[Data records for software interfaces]
BEGIN
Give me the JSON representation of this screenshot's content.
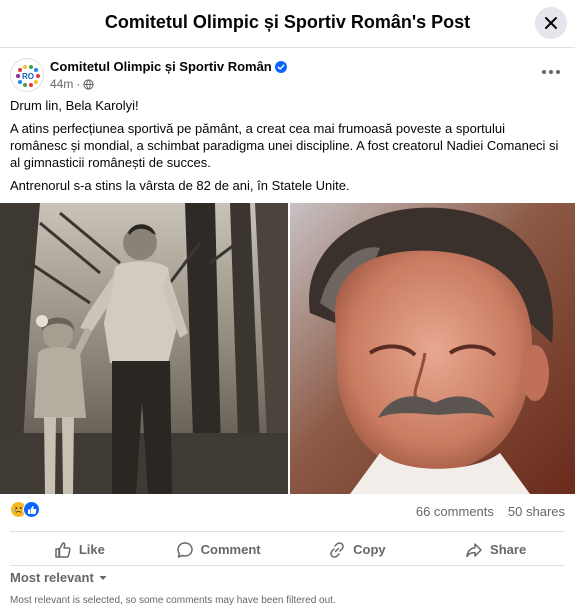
{
  "dialog": {
    "title": "Comitetul Olimpic și Sportiv Român's Post",
    "close_icon": "close-icon"
  },
  "post": {
    "page_name": "Comitetul Olimpic și Sportiv Român",
    "verified_icon": "verified-badge-icon",
    "time": "44m",
    "audience_icon": "globe-icon",
    "more_icon": "more-horizontal-icon",
    "paragraphs": [
      "Drum lin, Bela Karolyi!",
      "A atins perfecțiunea sportivă pe pământ,  a creat cea mai frumoasă poveste a sportului românesc și mondial, a schimbat paradigma unei discipline. A fost creatorul Nadiei Comaneci si al gimnasticii românești de succes.",
      "Antrenorul s-a stins la vârsta de 82 de ani, în Statele Unite."
    ],
    "photos": [
      {
        "description_icon": "black-and-white-photo"
      },
      {
        "description_icon": "portrait-photo"
      }
    ]
  },
  "stats": {
    "reactions": [
      "sad-reaction-icon",
      "like-reaction-icon"
    ],
    "comments": "66 comments",
    "shares": "50 shares"
  },
  "actions": {
    "like": "Like",
    "comment": "Comment",
    "copy": "Copy",
    "share": "Share"
  },
  "comments": {
    "filter_label": "Most relevant",
    "filter_note": "Most relevant is selected, so some comments may have been filtered out."
  },
  "colors": {
    "text_primary": "#050505",
    "text_secondary": "#65676b",
    "verified_blue": "#0866ff",
    "close_bg": "#e4e6eb",
    "divider": "#dcdfe3"
  }
}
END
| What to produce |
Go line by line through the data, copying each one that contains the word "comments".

| Answer for the task |
    "comments": "66 comments",
  "comments": {
    "filter_note": "Most relevant is selected, so some comments may have been filtered out."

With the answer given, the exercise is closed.